Get access

Relationship Lending, Accounting Disclosure, and Credit Availability during the Asian Financial Crisis


  • The views expressed here are those of the authors and do not necessarily reflect the views of the Federal Deposit Insurance Corporation. We appreciate the comments of Rosalind Bennett, Ralf Elsas, Mark Flannery, Reint Gropp, Robert Hauswald, Paul Kupiec, Dan Nuxoll, John O'Keefe, Jack Reidhill, Katherine Samolyk, the two anonymous referees, and participants in workshops or seminars at the following venues: the FDIC; American University; the 2004 workshop hosted jointly by the Basel Committee on Banking Supervision, the Centre for Economic Policy Research (CEPR), and the Journal of Financial Intermediation; the 2004 meetings of the Western Economics Association, the Financial Management Association, and the Southern Finance Association; and the 2005 Federal Reserve Bank of Chicago Bank Structure and Competition meeting. Sarah Junker provided research assistance. All errors are our own.
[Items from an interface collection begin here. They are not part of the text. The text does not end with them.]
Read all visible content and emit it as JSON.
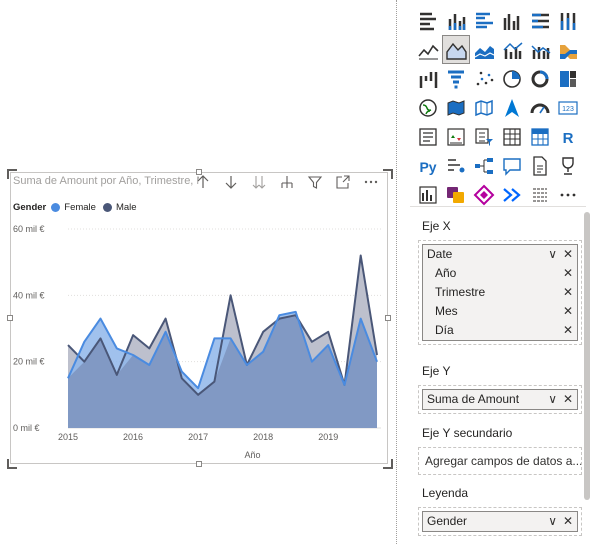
{
  "visual": {
    "title": "Suma de Amount por Año, Trimestre, Mes y Día",
    "legend_title": "Gender",
    "toolbar": [
      "drill-up-icon",
      "drill-down-icon",
      "expand-all-down-icon",
      "expand-hierarchy-icon",
      "filter-icon",
      "focus-mode-icon",
      "more-options-icon"
    ]
  },
  "chart_data": {
    "type": "area",
    "xlabel": "Año",
    "ylabel": "",
    "ylim": [
      0,
      60
    ],
    "y_ticks": [
      "0 mil €",
      "20 mil €",
      "40 mil €",
      "60 mil €"
    ],
    "x_ticks": [
      "2015",
      "2016",
      "2017",
      "2018",
      "2019"
    ],
    "x_start": 2015.0,
    "x_end": 2019.75,
    "grid": true,
    "legend_position": "top-left",
    "series": [
      {
        "name": "Female",
        "color": "#4a8be0",
        "values": [
          15,
          26,
          33,
          24,
          22,
          19,
          29,
          17,
          12,
          27,
          27,
          19,
          23,
          34,
          35,
          20,
          25,
          13,
          33,
          20
        ]
      },
      {
        "name": "Male",
        "color": "#4a5778",
        "values": [
          25,
          20,
          27,
          16,
          28,
          24,
          33,
          15,
          10,
          14,
          40,
          19,
          29,
          33,
          34,
          26,
          29,
          13,
          52,
          22
        ]
      }
    ]
  },
  "pane": {
    "icons": [
      "stacked-bar-icon",
      "stacked-column-icon",
      "clustered-bar-icon",
      "clustered-column-icon",
      "100-stacked-bar-icon",
      "100-stacked-column-icon",
      "line-chart-icon",
      "area-chart-icon",
      "stacked-area-icon",
      "line-clustered-column-icon",
      "line-stacked-column-icon",
      "ribbon-chart-icon",
      "waterfall-icon",
      "funnel-icon",
      "scatter-icon",
      "pie-chart-icon",
      "donut-chart-icon",
      "treemap-icon",
      "map-icon",
      "filled-map-icon",
      "shape-map-icon",
      "azure-map-icon",
      "gauge-icon",
      "card-icon",
      "multi-row-card-icon",
      "kpi-icon",
      "slicer-icon",
      "table-icon",
      "matrix-icon",
      "r-visual-icon",
      "python-visual-icon",
      "key-influencers-icon",
      "decomposition-tree-icon",
      "qa-icon",
      "paginated-report-icon",
      "goals-icon",
      "power-apps-icon",
      "power-automate-icon",
      "appsource-icon",
      "smart-narrative-icon",
      "metrics-icon",
      "more-visuals-icon"
    ],
    "selected_icon": 7,
    "wells": {
      "x_axis": {
        "label": "Eje X",
        "group": "Date",
        "fields": [
          "Año",
          "Trimestre",
          "Mes",
          "Día"
        ]
      },
      "y_axis": {
        "label": "Eje Y",
        "field": "Suma de Amount"
      },
      "secondary_y": {
        "label": "Eje Y secundario",
        "placeholder": "Agregar campos de datos a..."
      },
      "legend": {
        "label": "Leyenda",
        "field": "Gender"
      }
    }
  }
}
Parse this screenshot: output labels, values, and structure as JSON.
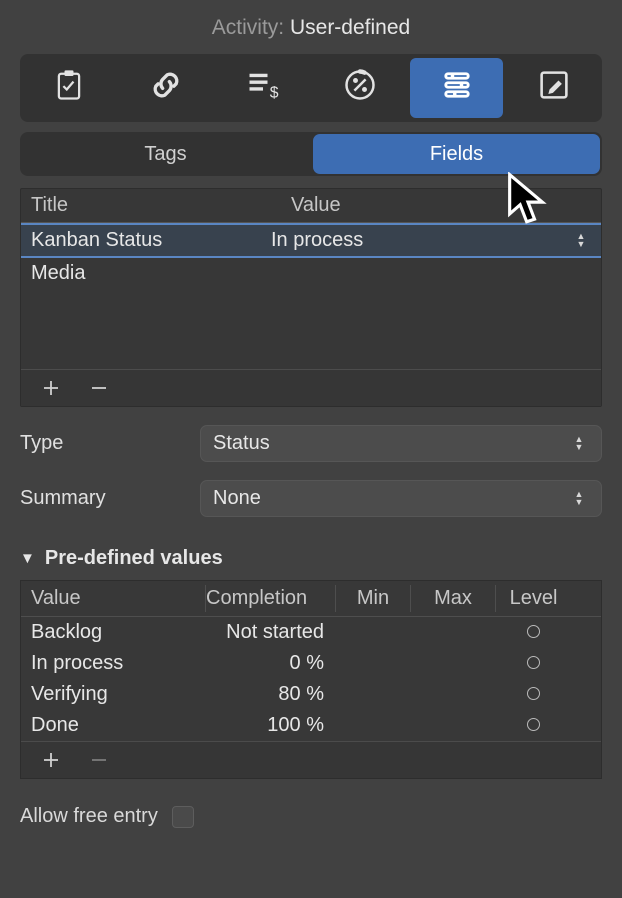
{
  "activity": {
    "label": "Activity:",
    "value": "User-defined"
  },
  "toolbar": {
    "items": [
      {
        "name": "checklist-icon",
        "active": false
      },
      {
        "name": "link-icon",
        "active": false
      },
      {
        "name": "cost-icon",
        "active": false
      },
      {
        "name": "percent-icon",
        "active": false
      },
      {
        "name": "fields-list-icon",
        "active": true
      },
      {
        "name": "edit-icon",
        "active": false
      }
    ]
  },
  "segmented": {
    "tags_label": "Tags",
    "fields_label": "Fields",
    "active": "fields"
  },
  "fields_table": {
    "header_title": "Title",
    "header_value": "Value",
    "rows": [
      {
        "title": "Kanban Status",
        "value": "In process",
        "selected": true
      },
      {
        "title": "Media",
        "value": "",
        "selected": false
      }
    ]
  },
  "form": {
    "type_label": "Type",
    "type_value": "Status",
    "summary_label": "Summary",
    "summary_value": "None"
  },
  "predef": {
    "section_title": "Pre-defined values",
    "header_value": "Value",
    "header_completion": "Completion",
    "header_min": "Min",
    "header_max": "Max",
    "header_level": "Level",
    "rows": [
      {
        "value": "Backlog",
        "completion": "Not started",
        "min": "",
        "max": "",
        "level": false
      },
      {
        "value": "In process",
        "completion": "0 %",
        "min": "",
        "max": "",
        "level": false
      },
      {
        "value": "Verifying",
        "completion": "80 %",
        "min": "",
        "max": "",
        "level": false
      },
      {
        "value": "Done",
        "completion": "100 %",
        "min": "",
        "max": "",
        "level": false
      }
    ]
  },
  "allow_free_entry": {
    "label": "Allow free entry",
    "checked": false
  }
}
We examine whether lending relationships benefit firms by making credit more available during periods of financial stress. Our main finding is that during the Asian financial crisis of July 1997 through the end of 1998, relationship lending increased the likelihood that Korean and Thai firms would obtain credit but it had no effect on Indonesian and Philippine firms. We ask if accounting disclosure might explain the observed differences among the three countries for which audit information is available. We find that for Indonesian firms with weak lending relationships, banks replace relationship lending technology with a financial-statement lending technology. Such a result does not hold for Korean and Philippine firms.

Get access to the full text of this article